New York Construction Report staff writer
A $28.9 million project to upgrade streets, water mains and sewers in the Gerritsen Beach section of Brooklyn has been completed nine months ahead of schedule and more than $3.5 million under the original $32.4 million budget.
New infrastructure in Gerritsen Beach includes rebuilt roads and sidewalks as well as new sewers, water mains, catch basins and fire hydrants. Construction took nine months less than anticipated and the project cost was $3.5 million below the original budget.
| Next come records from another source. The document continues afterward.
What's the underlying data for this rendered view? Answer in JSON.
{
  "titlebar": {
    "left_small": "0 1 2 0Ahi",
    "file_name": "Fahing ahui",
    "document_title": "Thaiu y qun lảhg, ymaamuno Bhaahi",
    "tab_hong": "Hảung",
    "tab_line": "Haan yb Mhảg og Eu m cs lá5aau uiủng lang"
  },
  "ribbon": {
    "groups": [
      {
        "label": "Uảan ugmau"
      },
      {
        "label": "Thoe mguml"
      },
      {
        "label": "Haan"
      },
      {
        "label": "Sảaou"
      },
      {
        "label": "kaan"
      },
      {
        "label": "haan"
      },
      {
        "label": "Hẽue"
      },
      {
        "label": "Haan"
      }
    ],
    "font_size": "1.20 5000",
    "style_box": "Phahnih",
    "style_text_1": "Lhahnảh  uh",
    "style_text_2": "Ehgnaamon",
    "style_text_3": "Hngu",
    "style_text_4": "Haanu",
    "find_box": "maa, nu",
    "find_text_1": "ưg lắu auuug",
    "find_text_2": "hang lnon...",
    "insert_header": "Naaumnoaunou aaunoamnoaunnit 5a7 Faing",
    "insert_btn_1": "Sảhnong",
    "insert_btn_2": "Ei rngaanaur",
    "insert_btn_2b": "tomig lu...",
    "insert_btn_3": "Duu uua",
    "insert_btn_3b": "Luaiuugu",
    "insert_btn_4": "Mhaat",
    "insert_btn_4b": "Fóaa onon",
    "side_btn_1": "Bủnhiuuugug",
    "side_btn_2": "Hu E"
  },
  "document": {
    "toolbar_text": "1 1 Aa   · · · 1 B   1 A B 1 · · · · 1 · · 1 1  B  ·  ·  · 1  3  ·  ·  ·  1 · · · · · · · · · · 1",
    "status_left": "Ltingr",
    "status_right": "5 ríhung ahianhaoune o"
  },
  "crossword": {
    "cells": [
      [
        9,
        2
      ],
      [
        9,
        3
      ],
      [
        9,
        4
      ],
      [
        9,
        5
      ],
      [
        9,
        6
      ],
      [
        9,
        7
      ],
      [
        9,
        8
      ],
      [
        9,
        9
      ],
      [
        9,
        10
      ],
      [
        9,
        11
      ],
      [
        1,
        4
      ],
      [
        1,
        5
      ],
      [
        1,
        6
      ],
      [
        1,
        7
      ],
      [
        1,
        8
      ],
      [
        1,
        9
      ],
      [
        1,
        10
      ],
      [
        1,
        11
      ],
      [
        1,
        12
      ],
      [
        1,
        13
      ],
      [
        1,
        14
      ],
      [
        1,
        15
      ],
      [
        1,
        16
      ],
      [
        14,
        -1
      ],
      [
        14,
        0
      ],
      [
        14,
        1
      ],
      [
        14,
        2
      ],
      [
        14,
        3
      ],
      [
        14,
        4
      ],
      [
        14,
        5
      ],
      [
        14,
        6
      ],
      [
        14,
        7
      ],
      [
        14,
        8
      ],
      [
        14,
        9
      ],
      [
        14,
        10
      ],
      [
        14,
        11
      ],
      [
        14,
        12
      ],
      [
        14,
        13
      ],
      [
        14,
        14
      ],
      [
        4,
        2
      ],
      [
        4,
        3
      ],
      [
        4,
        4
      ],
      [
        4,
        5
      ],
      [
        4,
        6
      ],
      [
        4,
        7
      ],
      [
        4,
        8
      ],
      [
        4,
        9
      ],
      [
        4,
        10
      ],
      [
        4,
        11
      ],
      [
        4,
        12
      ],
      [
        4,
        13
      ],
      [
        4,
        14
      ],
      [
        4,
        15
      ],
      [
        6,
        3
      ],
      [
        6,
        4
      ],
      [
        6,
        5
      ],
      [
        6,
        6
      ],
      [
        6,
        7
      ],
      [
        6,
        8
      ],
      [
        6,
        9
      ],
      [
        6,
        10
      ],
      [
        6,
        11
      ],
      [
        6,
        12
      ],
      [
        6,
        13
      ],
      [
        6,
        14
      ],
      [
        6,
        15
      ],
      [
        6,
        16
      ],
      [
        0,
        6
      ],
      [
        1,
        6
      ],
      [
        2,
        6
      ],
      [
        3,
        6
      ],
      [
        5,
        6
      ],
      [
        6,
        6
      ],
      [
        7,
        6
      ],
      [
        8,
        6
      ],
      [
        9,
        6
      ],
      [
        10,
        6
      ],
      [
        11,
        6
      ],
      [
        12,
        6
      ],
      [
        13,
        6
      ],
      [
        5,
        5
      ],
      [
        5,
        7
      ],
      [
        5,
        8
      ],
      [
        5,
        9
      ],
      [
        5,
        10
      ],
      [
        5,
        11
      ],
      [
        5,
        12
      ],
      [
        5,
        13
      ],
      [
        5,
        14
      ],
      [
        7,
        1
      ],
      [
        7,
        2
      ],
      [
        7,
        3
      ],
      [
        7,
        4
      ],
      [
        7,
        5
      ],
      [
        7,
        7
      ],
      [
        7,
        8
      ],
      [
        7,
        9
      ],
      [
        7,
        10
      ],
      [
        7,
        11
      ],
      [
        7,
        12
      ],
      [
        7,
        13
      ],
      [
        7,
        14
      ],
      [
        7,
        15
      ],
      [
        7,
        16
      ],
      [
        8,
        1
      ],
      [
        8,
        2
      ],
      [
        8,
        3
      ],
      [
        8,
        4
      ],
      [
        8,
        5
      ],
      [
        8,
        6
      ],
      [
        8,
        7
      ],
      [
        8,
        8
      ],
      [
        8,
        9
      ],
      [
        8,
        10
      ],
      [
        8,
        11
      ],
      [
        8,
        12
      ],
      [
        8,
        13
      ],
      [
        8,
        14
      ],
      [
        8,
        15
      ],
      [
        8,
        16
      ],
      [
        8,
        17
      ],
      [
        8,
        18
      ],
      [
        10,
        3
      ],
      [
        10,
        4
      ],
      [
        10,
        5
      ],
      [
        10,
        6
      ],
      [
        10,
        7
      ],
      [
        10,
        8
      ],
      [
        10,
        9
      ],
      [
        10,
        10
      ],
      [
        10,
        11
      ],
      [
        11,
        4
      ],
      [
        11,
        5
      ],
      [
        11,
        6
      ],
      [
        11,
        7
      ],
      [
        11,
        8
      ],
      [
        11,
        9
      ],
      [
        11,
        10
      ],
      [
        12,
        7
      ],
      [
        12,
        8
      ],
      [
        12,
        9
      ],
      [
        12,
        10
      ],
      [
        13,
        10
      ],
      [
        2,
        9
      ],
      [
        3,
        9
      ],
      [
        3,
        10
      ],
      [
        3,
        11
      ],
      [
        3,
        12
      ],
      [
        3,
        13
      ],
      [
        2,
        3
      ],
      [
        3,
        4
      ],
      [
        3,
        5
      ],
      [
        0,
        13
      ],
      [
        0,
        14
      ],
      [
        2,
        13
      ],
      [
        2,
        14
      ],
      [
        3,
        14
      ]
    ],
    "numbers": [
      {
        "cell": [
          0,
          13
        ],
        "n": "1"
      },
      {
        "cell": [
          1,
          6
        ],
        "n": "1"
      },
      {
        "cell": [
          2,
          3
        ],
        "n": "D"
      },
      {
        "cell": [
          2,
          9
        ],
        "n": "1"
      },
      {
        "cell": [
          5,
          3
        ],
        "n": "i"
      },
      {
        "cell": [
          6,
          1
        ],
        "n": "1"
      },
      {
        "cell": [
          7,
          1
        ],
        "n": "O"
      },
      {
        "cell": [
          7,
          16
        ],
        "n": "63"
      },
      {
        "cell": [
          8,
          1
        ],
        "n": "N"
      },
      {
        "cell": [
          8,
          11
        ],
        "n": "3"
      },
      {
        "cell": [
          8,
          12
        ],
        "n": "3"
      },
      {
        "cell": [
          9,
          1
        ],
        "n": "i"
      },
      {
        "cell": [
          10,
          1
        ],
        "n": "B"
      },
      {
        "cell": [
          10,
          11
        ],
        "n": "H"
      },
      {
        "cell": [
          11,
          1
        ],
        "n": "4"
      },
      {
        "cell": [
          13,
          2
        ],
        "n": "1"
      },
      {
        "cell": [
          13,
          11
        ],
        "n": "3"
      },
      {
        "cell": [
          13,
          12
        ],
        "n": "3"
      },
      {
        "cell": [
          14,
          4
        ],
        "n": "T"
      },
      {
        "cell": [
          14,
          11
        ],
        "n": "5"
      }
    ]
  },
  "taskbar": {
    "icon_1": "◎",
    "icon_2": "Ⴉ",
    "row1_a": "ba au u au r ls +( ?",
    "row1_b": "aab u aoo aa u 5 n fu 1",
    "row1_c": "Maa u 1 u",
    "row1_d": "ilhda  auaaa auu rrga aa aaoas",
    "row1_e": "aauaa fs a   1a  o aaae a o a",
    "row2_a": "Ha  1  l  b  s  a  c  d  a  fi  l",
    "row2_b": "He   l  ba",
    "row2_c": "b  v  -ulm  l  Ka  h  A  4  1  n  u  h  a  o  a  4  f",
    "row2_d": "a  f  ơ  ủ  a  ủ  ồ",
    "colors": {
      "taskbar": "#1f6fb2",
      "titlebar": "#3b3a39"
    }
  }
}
“The work of protecting our city against climate change is urgent,” said New York City Mayor Eric Adams. “Every month and every dollar is critical. That’s why we’re proud to have delivered these critical infrastructure upgrades for Gerritsen Beach nine months sooner than anticipated and more than $3 million under budget. That’s how we ‘Get Stuff Done’ for New Yorkers in every corner of the city.”
Construction began in June 2020, six months later than originally scheduled in order to adjust the design to accommodate specific requests from residents in the community, and ended in December 2022, three months ahead of the original schedule.
DDC managed the project for DEP and DOT and the design was completed by DDC’s In-House Design team.
Work took place on more than 60 individual blocks in Gerritsen Beach, an area that was damaged extensively during Superstorm Sandy.
The Gerritsen Beach project rebuilt more than 60 individual blocks in the neighborhood with new pavement, sidewalks and curbs, new signage, new pedestrian ramps and corner bumpouts that make it safer for pedestrians to cross the street. Overall, 317,000 square feet of roadway, 64,000 square feet of sidewalks and 8,240 feet of curbs were reconstructed. Because of the narrow streets in the area, the project incorporates a shared sidewalk design similar to what DEP, DOT and DDC employed in an ongoing upgrade of streets in Broad Channel, Queens.
Beneath the new streets improvements were also made to the water supply and stormwater drainage systems. Almost 13,000 feet of old water mains were replaced with new pipes, as were 1,050 feet of storm sewers and 1,510 feet of sanitary sewers. Crews also reconstructed two bulkheads where the storm sewers discharge into Shell Bank Creek.
The project also installed 60 new fire hydrants to improve fire response and 72 new catch basins to help drain stormwater from the streets.
“New Yorkers know our communities need high-quality streets and infrastructure to guard against the impacts of climate change,” said DOT Commissioner Ydanis Rodriguez. “Along with Mayor Adams and our partners at DEP and DDC, we are delighted to bring new sidewalks, pavement, pedestrian ramps, watermain, catch basin, bulkhead and sewer upgrades to the dynamic Gerritsen Beach community.
“These essential improvements will strengthen climate resiliency as well as improve quality of life and public safety in southern Brooklyn for generations to come.”
This project was supported through a combination of funding that included resources from FEMA after Hurricane Sandy, and funds from the New York State Senate.